My decision to begin treatment was such an easy one. I will do anything to get well. Trouble is, part of getting well very often means getting worse.
A Jarisch Herxheimer reaction (or “herxing” for short) is a temporary worsening of symptoms that often comes with treatment. They usually happen when you start a new drug or combination of drugs, and can last hours, days or even weeks. Having a herx reaction is both a good thing, in that it proves the treatment is working, and also a bad thing, in that your condition temporarily worsens. If you’re like me, nearly at the end of your rope, worsening dramatically would be a major blow, so like most patients I was full of trepidation when I took my first dose of medicine.
I’d had my boyfriend come over for the occasion, we were settled in on the couch, and I popped the first bunch of pills under his watchful eye. Two hours later, when my right sinus passage turned cold and numb, my lips and chin started to feel tingly/burny and I lost feeling in my feet, I knew it was starting. That first night, this was all that happened and I was thrilled.
I woke up the next morning back at my “Lyme-normal” status quo and happy to have a non-eventful herx experience under my belt. When I took my second dose of medicine with breakfast (at work), I wondered if that’d happen again. It didn’t. Instead, just a few hours later, I had a lot of brain fog. I experienced confusion doing the more complex tasks of my job, difficulty multitasking and just feeling pretty out of it. Thanks to a lot of lemon water, a dose of Alka Seltzer Gold and some solid calm breathing skills, that passed in just a couple of hours and I once again felt confident about my herx-handling skills.
That night, I took my third dose of meds (by myself) with dinner and went heavy into my detox routine. I drank lemon water, ate my giant salad for dinner, I spent an hour in an Epsom salt / baking soda bath, and I used chlorella, quercitin and burbur supplements before bed. I felt totally Lyme-normal crawling under the covers, figuring I’d kicked it. Until I woke up at 11pm with a pounding heart, shallow breath, tingling all over my body and a sense of a major adrenaline rush. I hopped out of bed only to realize I was also dizzy and that my eyes / head / base of skull and jaw were all aching badly. My vision was blurred. This was NOT good! This is why, whenever I’d asked anyone what it’s like to have a herxheimer reaction they say “you feel like you’re dying.” YUP. Dying.
I started drinking burbur by the dropper full every 10 minutes like my doctor said to do. I sat in bed with warm lemon water, and I practiced deep breathing.

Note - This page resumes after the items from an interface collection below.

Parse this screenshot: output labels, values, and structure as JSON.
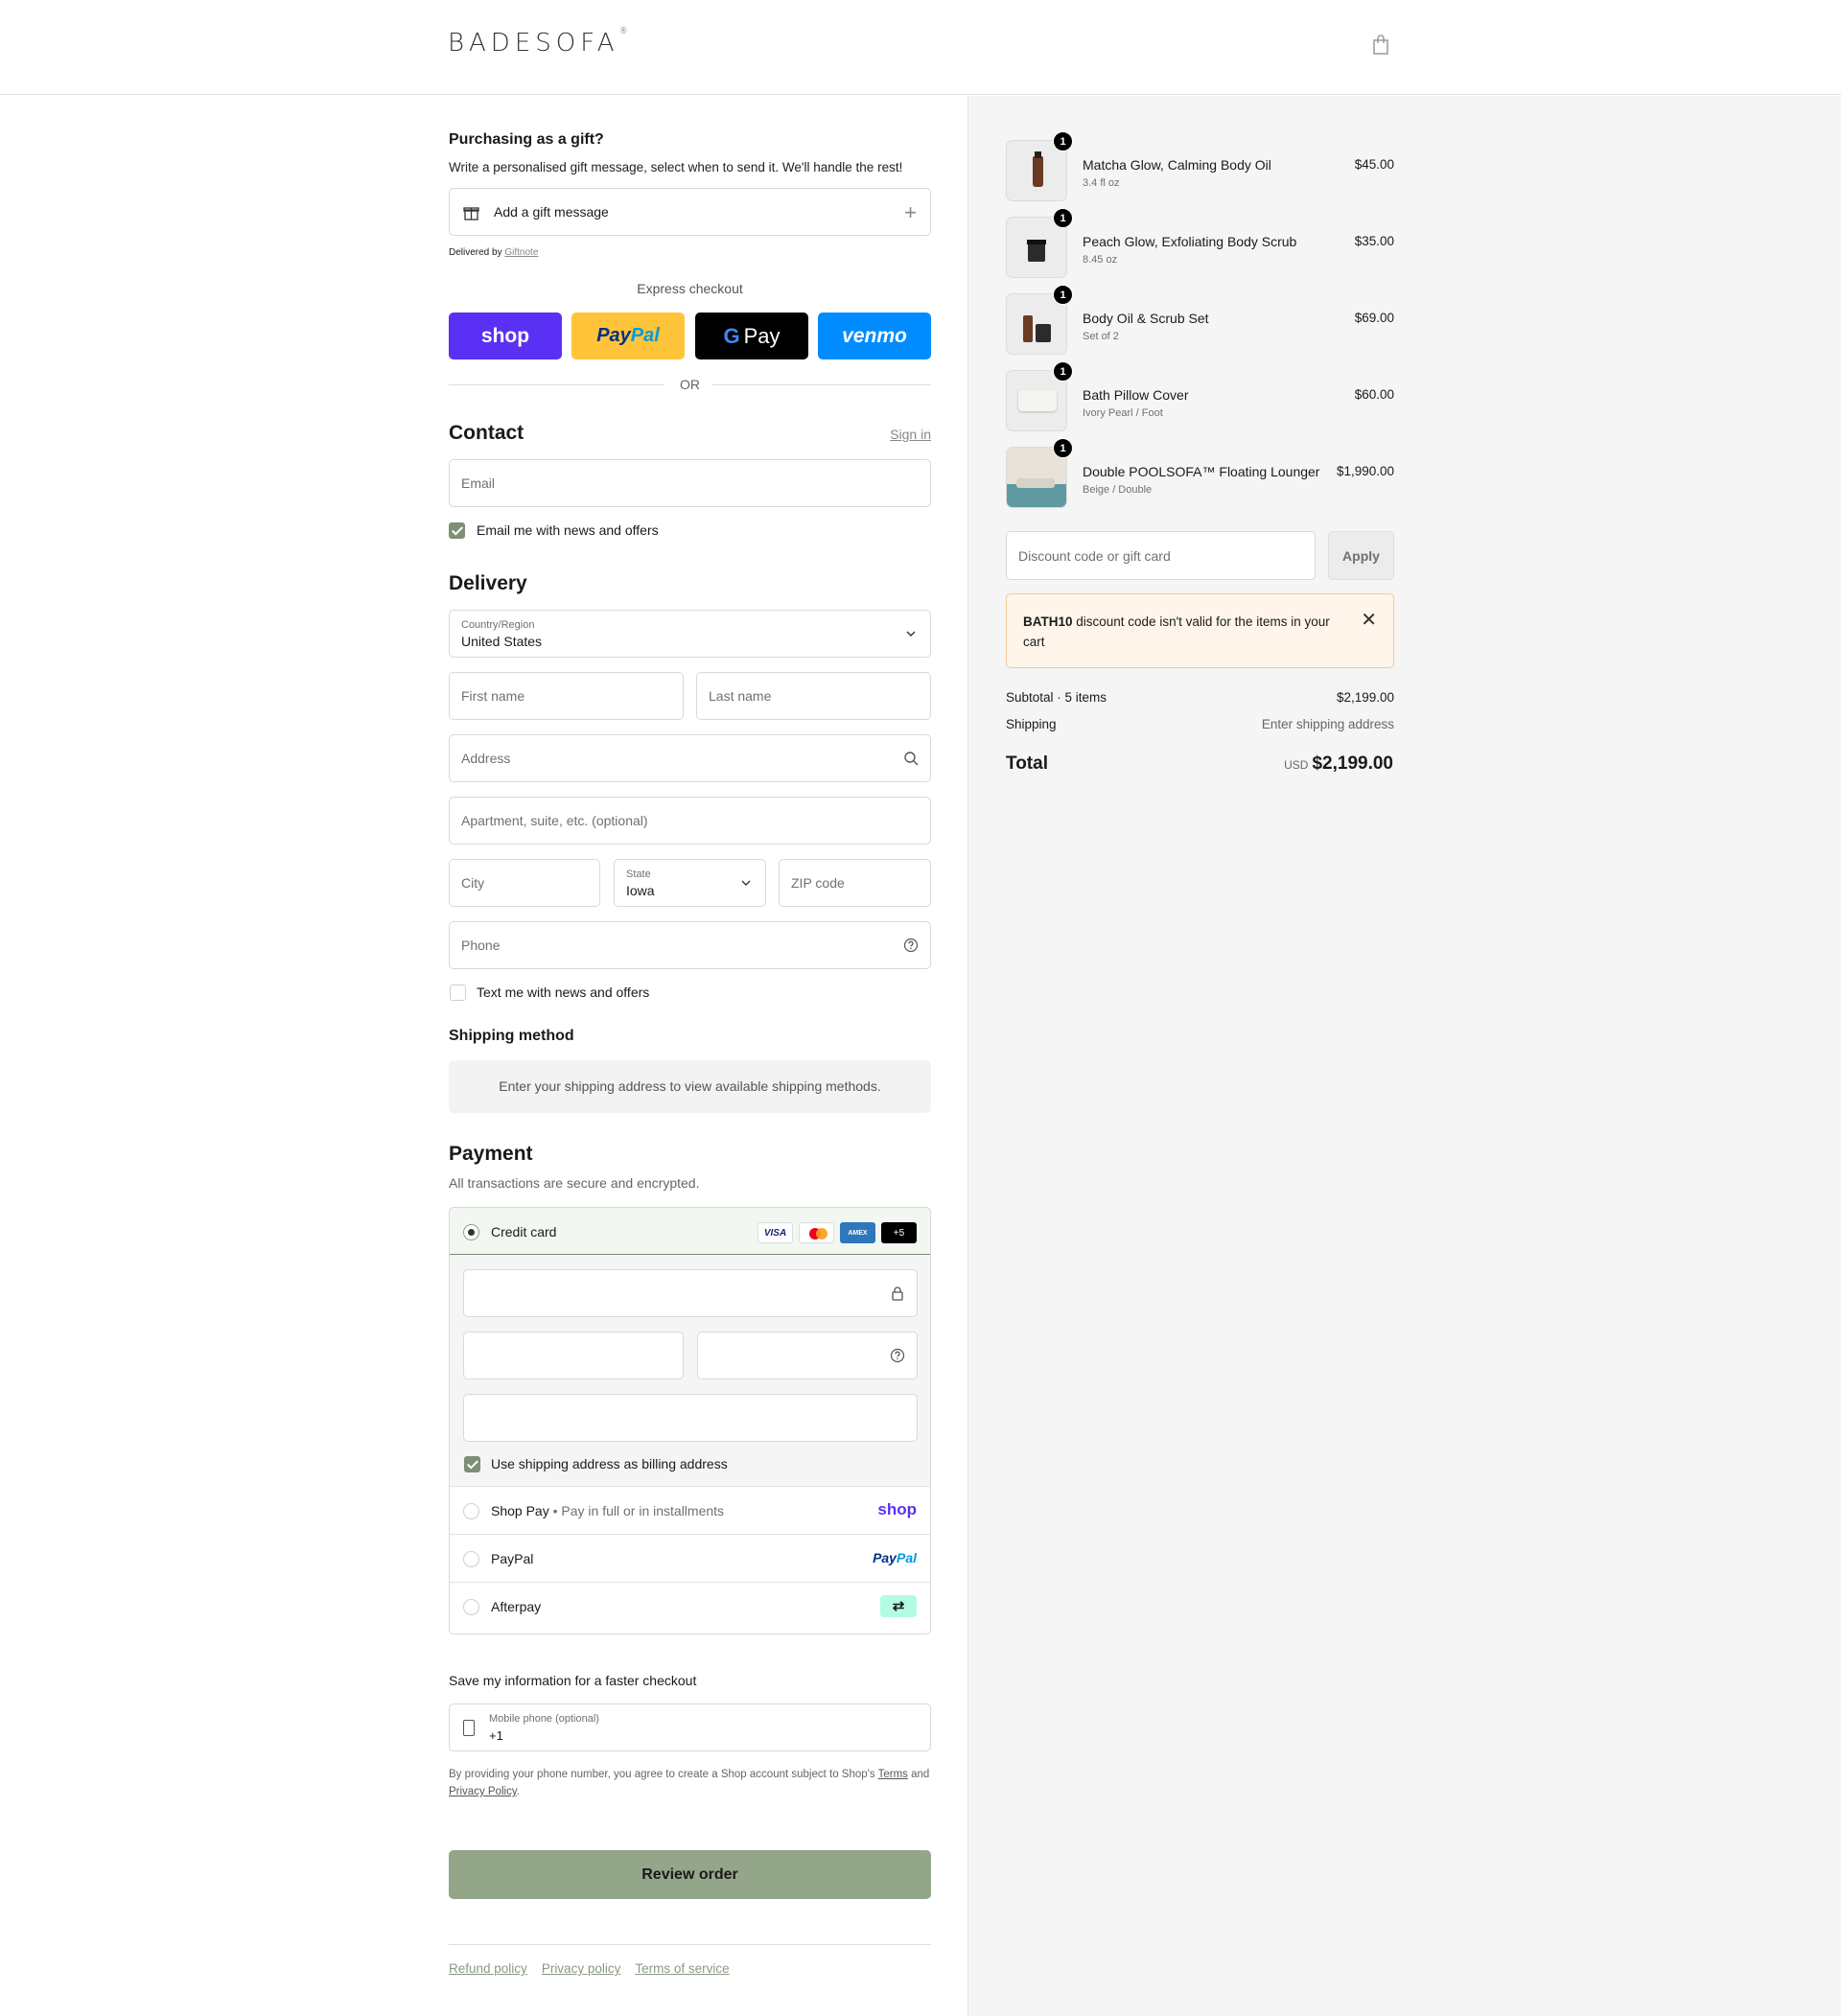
{
  "header": {
    "logo": "BADESOFA",
    "logo_mark": "®",
    "cart_icon": "shopping-bag-icon"
  },
  "gift": {
    "title": "Purchasing as a gift?",
    "subtitle": "Write a personalised gift message, select when to send it. We'll handle the rest!",
    "add_label": "Add a gift message",
    "add_icon": "plus-icon",
    "delivered_by": "Delivered by",
    "provider": "Giftnote"
  },
  "express": {
    "title": "Express checkout",
    "buttons": [
      {
        "label": "shop"
      },
      {
        "label_a": "Pay",
        "label_b": "Pal"
      },
      {
        "label_g": "G",
        "label": "Pay"
      },
      {
        "label": "venmo"
      }
    ],
    "or": "OR"
  },
  "contact": {
    "title": "Contact",
    "sign_in": "Sign in",
    "email_placeholder": "Email",
    "news_label": "Email me with news and offers",
    "news_checked": true
  },
  "delivery": {
    "title": "Delivery",
    "country_label": "Country/Region",
    "country_value": "United States",
    "first_name": "First name",
    "last_name": "Last name",
    "address": "Address",
    "apartment": "Apartment, suite, etc. (optional)",
    "city": "City",
    "state_label": "State",
    "state_value": "Iowa",
    "zip": "ZIP code",
    "phone": "Phone",
    "text_label": "Text me with news and offers",
    "text_checked": false
  },
  "shipping": {
    "title": "Shipping method",
    "note": "Enter your shipping address to view available shipping methods."
  },
  "payment": {
    "title": "Payment",
    "subtitle": "All transactions are secure and encrypted.",
    "credit_card": "Credit card",
    "card_brands": [
      "VISA",
      "",
      "AMEX",
      "+5"
    ],
    "billing_label": "Use shipping address as billing address",
    "billing_checked": true,
    "shop_pay": "Shop Pay",
    "shop_pay_sep": "•",
    "shop_pay_sub": "Pay in full or in installments",
    "shop_brand": "shop",
    "paypal": "PayPal",
    "paypal_brand_a": "Pay",
    "paypal_brand_b": "Pal",
    "afterpay": "Afterpay",
    "afterpay_brand": "⇄"
  },
  "save_info": {
    "title": "Save my information for a faster checkout",
    "phone_label": "Mobile phone (optional)",
    "phone_value": "+1",
    "legal_a": "By providing your phone number, you agree to create a Shop account subject to Shop's ",
    "terms": "Terms",
    "legal_b": " and ",
    "privacy": "Privacy Policy",
    "legal_c": "."
  },
  "review": "Review order",
  "footer": [
    "Refund policy",
    "Privacy policy",
    "Terms of service"
  ],
  "summary": {
    "items": [
      {
        "name": "Matcha Glow, Calming Body Oil",
        "variant": "3.4 fl oz",
        "price": "$45.00",
        "qty": "1"
      },
      {
        "name": "Peach Glow, Exfoliating Body Scrub",
        "variant": "8.45 oz",
        "price": "$35.00",
        "qty": "1"
      },
      {
        "name": "Body Oil & Scrub Set",
        "variant": "Set of 2",
        "price": "$69.00",
        "qty": "1"
      },
      {
        "name": "Bath Pillow Cover",
        "variant": "Ivory Pearl / Foot",
        "price": "$60.00",
        "qty": "1"
      },
      {
        "name": "Double POOLSOFA™ Floating Lounger",
        "variant": "Beige / Double",
        "price": "$1,990.00",
        "qty": "1"
      }
    ],
    "discount_placeholder": "Discount code or gift card",
    "apply": "Apply",
    "alert_code": "BATH10",
    "alert_text": " discount code isn't valid for the items in your cart",
    "subtotal_label": "Subtotal · 5 items",
    "subtotal_value": "$2,199.00",
    "shipping_label": "Shipping",
    "shipping_value": "Enter shipping address",
    "total_label": "Total",
    "currency": "USD",
    "total_value": "$2,199.00"
  },
  "colors": {
    "accent": "#7d8f74",
    "review_button": "#94a68a",
    "shop_purple": "#5a31f4",
    "paypal_yellow": "#ffc439",
    "venmo_blue": "#008cff",
    "alert_bg": "#fff5ea"
  }
}
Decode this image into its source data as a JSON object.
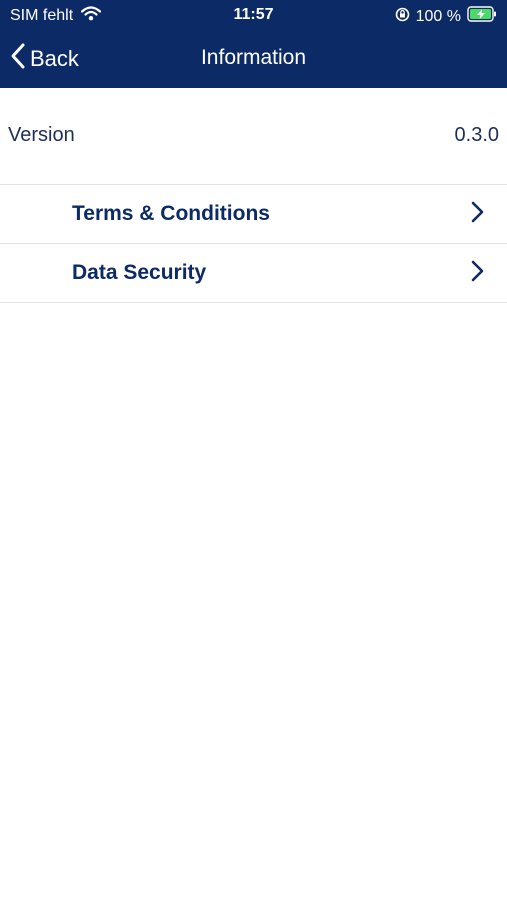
{
  "status_bar": {
    "carrier": "SIM fehlt",
    "time": "11:57",
    "battery": "100 %",
    "icons": [
      "wifi-icon",
      "orientation-lock-icon",
      "battery-charging-icon"
    ]
  },
  "nav": {
    "back_label": "Back",
    "title": "Information",
    "icons": [
      "chevron-left-icon"
    ]
  },
  "version": {
    "label": "Version",
    "value": "0.3.0"
  },
  "menu": {
    "items": [
      {
        "label": "Terms & Conditions",
        "icon": "chevron-right-icon"
      },
      {
        "label": "Data Security",
        "icon": "chevron-right-icon"
      }
    ]
  },
  "colors": {
    "header_bg": "#0c2a66",
    "text_primary": "#0c2a66",
    "divider": "#e3e3e6",
    "battery_green": "#4cd964"
  }
}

And I did this for hours. It is pretty impressive how fast the burbur starts to work, with each dose I did feel calmer. By 4am I was at least mentally calm and free of tingles. I was nursing a higher than average level of anxiety and a swiftly pounding heart, but was otherwise ok. It no longer felt emergent. I called and left a voicemail for my doctor letting her know what had happened and asking if she had any advice.
I managed to secure a couple hours of sleep at that point, which I’m so grateful for, and the universe did me a solid when my early morning meeting was canceled. I let myself wake up slow and stay sort of disoriented. I realized I was also extremely emotional, one of my classic Lyme symptoms (and one of my most embarrassing ones). The herx was still on, but at least a little less intense. I left my morning dose of medication at home and headed to work.
Luckily, my doctor called first thing after she got my message and provided a very solid voice of reason. “This is working, this is part of healing,” she told me. I know she’s right. And mercifully, she suggested we scale back on the most potent medication, cutting the dose in half in hopes the Lyme die off will happen a little more slowly, and those herx reactions will become more manageable.
I’m taking the rest of the day off of the big guns, and we’ll try again tomorrow. With medium sized guns. A coworker shared this song, and I think it’s pretty perfect. There’s still a lot of fight left in me.